### GIVEN DATA
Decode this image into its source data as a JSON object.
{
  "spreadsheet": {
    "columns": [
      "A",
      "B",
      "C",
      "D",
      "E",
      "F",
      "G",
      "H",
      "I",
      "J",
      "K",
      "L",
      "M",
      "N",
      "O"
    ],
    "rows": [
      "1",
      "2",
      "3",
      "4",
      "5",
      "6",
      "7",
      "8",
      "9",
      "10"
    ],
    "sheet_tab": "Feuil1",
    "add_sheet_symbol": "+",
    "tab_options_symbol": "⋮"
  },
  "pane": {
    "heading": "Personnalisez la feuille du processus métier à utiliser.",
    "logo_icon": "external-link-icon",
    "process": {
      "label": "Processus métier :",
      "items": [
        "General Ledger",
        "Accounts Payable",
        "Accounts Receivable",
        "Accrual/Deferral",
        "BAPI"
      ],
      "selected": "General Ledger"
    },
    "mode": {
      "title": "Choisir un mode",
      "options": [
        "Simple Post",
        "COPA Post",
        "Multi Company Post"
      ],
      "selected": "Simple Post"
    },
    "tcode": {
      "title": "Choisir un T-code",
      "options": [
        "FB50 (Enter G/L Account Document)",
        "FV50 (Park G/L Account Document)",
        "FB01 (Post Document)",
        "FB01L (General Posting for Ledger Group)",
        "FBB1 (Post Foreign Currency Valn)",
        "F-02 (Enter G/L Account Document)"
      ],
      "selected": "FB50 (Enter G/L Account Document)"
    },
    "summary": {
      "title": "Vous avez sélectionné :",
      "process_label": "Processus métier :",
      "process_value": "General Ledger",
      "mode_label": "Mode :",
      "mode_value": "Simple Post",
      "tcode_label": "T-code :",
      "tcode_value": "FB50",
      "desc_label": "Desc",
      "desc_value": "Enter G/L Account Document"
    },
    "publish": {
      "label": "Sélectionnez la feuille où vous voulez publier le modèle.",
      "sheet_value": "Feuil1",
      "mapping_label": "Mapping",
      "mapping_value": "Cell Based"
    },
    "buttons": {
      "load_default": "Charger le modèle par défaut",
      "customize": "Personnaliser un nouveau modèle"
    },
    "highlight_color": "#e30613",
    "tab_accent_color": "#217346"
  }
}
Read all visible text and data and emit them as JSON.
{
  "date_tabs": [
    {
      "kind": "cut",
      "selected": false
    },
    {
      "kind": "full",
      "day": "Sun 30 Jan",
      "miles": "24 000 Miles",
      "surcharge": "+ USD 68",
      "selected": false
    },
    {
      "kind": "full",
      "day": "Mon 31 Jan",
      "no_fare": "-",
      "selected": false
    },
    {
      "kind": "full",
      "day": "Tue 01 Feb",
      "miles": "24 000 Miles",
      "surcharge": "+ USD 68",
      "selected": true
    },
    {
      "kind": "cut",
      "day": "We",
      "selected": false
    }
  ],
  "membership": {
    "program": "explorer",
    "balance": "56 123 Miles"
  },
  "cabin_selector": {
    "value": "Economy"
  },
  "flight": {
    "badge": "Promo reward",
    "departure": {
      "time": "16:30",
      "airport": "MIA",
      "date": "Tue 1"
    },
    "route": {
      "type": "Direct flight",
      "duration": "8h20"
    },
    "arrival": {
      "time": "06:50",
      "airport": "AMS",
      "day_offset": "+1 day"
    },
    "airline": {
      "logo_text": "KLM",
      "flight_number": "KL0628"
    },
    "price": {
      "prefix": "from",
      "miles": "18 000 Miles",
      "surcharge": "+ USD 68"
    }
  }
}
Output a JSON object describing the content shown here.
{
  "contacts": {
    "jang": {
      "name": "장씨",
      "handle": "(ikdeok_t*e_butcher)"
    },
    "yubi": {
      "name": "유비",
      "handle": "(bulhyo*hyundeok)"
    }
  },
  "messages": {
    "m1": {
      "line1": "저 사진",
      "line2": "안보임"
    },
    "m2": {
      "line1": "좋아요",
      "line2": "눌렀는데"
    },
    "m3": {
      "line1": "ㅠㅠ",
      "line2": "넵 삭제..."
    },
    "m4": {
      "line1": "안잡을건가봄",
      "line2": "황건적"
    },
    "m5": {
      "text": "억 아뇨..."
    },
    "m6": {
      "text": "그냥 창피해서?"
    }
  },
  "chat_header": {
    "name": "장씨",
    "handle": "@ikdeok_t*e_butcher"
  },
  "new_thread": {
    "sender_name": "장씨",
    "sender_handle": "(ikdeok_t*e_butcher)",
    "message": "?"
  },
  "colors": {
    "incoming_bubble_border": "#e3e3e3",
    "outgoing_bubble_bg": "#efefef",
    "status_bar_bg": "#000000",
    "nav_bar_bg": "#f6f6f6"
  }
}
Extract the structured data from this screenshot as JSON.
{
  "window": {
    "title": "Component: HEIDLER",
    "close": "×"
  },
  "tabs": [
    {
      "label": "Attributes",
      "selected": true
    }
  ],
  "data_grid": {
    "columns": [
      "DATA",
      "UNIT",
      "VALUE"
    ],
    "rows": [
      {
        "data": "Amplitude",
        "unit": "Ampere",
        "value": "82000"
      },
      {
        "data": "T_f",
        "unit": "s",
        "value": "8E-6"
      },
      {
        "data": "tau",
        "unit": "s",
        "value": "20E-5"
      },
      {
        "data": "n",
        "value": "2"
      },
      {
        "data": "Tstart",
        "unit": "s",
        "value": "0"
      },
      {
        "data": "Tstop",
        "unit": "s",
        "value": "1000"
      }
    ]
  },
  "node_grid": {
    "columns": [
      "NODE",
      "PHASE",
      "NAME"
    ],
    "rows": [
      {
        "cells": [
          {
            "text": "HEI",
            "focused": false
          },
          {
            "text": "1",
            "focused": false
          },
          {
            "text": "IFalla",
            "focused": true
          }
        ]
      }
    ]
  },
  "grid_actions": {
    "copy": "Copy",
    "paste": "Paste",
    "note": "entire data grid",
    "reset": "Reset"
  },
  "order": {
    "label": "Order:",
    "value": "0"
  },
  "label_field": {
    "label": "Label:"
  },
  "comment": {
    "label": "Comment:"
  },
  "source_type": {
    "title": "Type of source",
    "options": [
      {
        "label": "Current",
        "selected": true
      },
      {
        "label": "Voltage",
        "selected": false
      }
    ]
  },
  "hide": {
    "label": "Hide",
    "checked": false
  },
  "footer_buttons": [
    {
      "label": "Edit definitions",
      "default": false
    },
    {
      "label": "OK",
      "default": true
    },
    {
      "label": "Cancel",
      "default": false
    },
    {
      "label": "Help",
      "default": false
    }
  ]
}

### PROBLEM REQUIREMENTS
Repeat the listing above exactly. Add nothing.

### EXPECTED OUTPUT
Decode this image into its source data as a JSON object.
{
  "spreadsheet": {
    "columns": [
      "A",
      "B",
      "C",
      "D",
      "E",
      "F",
      "G",
      "H",
      "I",
      "J",
      "K",
      "L",
      "M",
      "N",
      "O"
    ],
    "rows": [
      "1",
      "2",
      "3",
      "4",
      "5",
      "6",
      "7",
      "8",
      "9",
      "10"
    ],
    "sheet_tab": "Feuil1",
    "add_sheet_symbol": "+",
    "tab_options_symbol": "⋮"
  },
  "pane": {
    "heading": "Personnalisez la feuille du processus métier à utiliser.",
    "logo_icon": "external-link-icon",
    "process": {
      "label": "Processus métier :",
      "items": [
        "General Ledger",
        "Accounts Payable",
        "Accounts Receivable",
        "Accrual/Deferral",
        "BAPI"
      ],
      "selected": "General Ledger"
    },
    "mode": {
      "title": "Choisir un mode",
      "options": [
        "Simple Post",
        "COPA Post",
        "Multi Company Post"
      ],
      "selected": "Simple Post"
    },
    "tcode": {
      "title": "Choisir un T-code",
      "options": [
        "FB50 (Enter G/L Account Document)",
        "FV50 (Park G/L Account Document)",
        "FB01 (Post Document)",
        "FB01L (General Posting for Ledger Group)",
        "FBB1 (Post Foreign Currency Valn)",
        "F-02 (Enter G/L Account Document)"
      ],
      "selected": "FB50 (Enter G/L Account Document)"
    },
    "summary": {
      "title": "Vous avez sélectionné :",
      "process_label": "Processus métier :",
      "process_value": "General Ledger",
      "mode_label": "Mode :",
      "mode_value": "Simple Post",
      "tcode_label": "T-code :",
      "tcode_value": "FB50",
      "desc_label": "Desc",
      "desc_value": "Enter G/L Account Document"
    },
    "publish": {
      "label": "Sélectionnez la feuille où vous voulez publier le modèle.",
      "sheet_value": "Feuil1",
      "mapping_label": "Mapping",
      "mapping_value": "Cell Based"
    },
    "buttons": {
      "load_default": "Charger le modèle par défaut",
      "customize": "Personnaliser un nouveau modèle"
    },
    "highlight_color": "#e30613",
    "tab_accent_color": "#217346"
  }
}
Read all visible text and data and emit them as JSON.
{
  "date_tabs": [
    {
      "kind": "cut",
      "selected": false
    },
    {
      "kind": "full",
      "day": "Sun 30 Jan",
      "miles": "24 000 Miles",
      "surcharge": "+ USD 68",
      "selected": false
    },
    {
      "kind": "full",
      "day": "Mon 31 Jan",
      "no_fare": "-",
      "selected": false
    },
    {
      "kind": "full",
      "day": "Tue 01 Feb",
      "miles": "24 000 Miles",
      "surcharge": "+ USD 68",
      "selected": true
    },
    {
      "kind": "cut",
      "day": "We",
      "selected": false
    }
  ],
  "membership": {
    "program": "explorer",
    "balance": "56 123 Miles"
  },
  "cabin_selector": {
    "value": "Economy"
  },
  "flight": {
    "badge": "Promo reward",
    "departure": {
      "time": "16:30",
      "airport": "MIA",
      "date": "Tue 1"
    },
    "route": {
      "type": "Direct flight",
      "duration": "8h20"
    },
    "arrival": {
      "time": "06:50",
      "airport": "AMS",
      "day_offset": "+1 day"
    },
    "airline": {
      "logo_text": "KLM",
      "flight_number": "KL0628"
    },
    "price": {
      "prefix": "from",
      "miles": "18 000 Miles",
      "surcharge": "+ USD 68"
    }
  }
}
Output a JSON object describing the content shown here.
{
  "contacts": {
    "jang": {
      "name": "장씨",
      "handle": "(ikdeok_t*e_butcher)"
    },
    "yubi": {
      "name": "유비",
      "handle": "(bulhyo*hyundeok)"
    }
  },
  "messages": {
    "m1": {
      "line1": "저 사진",
      "line2": "안보임"
    },
    "m2": {
      "line1": "좋아요",
      "line2": "눌렀는데"
    },
    "m3": {
      "line1": "ㅠㅠ",
      "line2": "넵 삭제..."
    },
    "m4": {
      "line1": "안잡을건가봄",
      "line2": "황건적"
    },
    "m5": {
      "text": "억 아뇨..."
    },
    "m6": {
      "text": "그냥 창피해서?"
    }
  },
  "chat_header": {
    "name": "장씨",
    "handle": "@ikdeok_t*e_butcher"
  },
  "new_thread": {
    "sender_name": "장씨",
    "sender_handle": "(ikdeok_t*e_butcher)",
    "message": "?"
  },
  "colors": {
    "incoming_bubble_border": "#e3e3e3",
    "outgoing_bubble_bg": "#efefef",
    "status_bar_bg": "#000000",
    "nav_bar_bg": "#f6f6f6"
  }
}
Extract the structured data from this screenshot as JSON.
{
  "window": {
    "title": "Component: HEIDLER",
    "close": "×"
  },
  "tabs": [
    {
      "label": "Attributes",
      "selected": true
    }
  ],
  "data_grid": {
    "columns": [
      "DATA",
      "UNIT",
      "VALUE"
    ],
    "rows": [
      {
        "data": "Amplitude",
        "unit": "Ampere",
        "value": "82000"
      },
      {
        "data": "T_f",
        "unit": "s",
        "value": "8E-6"
      },
      {
        "data": "tau",
        "unit": "s",
        "value": "20E-5"
      },
      {
        "data": "n",
        "value": "2"
      },
      {
        "data": "Tstart",
        "unit": "s",
        "value": "0"
      },
      {
        "data": "Tstop",
        "unit": "s",
        "value": "1000"
      }
    ]
  },
  "node_grid": {
    "columns": [
      "NODE",
      "PHASE",
      "NAME"
    ],
    "rows": [
      {
        "cells": [
          {
            "text": "HEI",
            "focused": false
          },
          {
            "text": "1",
            "focused": false
          },
          {
            "text": "IFalla",
            "focused": true
          }
        ]
      }
    ]
  },
  "grid_actions": {
    "copy": "Copy",
    "paste": "Paste",
    "note": "entire data grid",
    "reset": "Reset"
  },
  "order": {
    "label": "Order:",
    "value": "0"
  },
  "label_field": {
    "label": "Label:"
  },
  "comment": {
    "label": "Comment:"
  },
  "source_type": {
    "title": "Type of source",
    "options": [
      {
        "label": "Current",
        "selected": true
      },
      {
        "label": "Voltage",
        "selected": false
      }
    ]
  },
  "hide": {
    "label": "Hide",
    "checked": false
  },
  "footer_buttons": [
    {
      "label": "Edit definitions",
      "default": false
    },
    {
      "label": "OK",
      "default": true
    },
    {
      "label": "Cancel",
      "default": false
    },
    {
      "label": "Help",
      "default": false
    }
  ]
}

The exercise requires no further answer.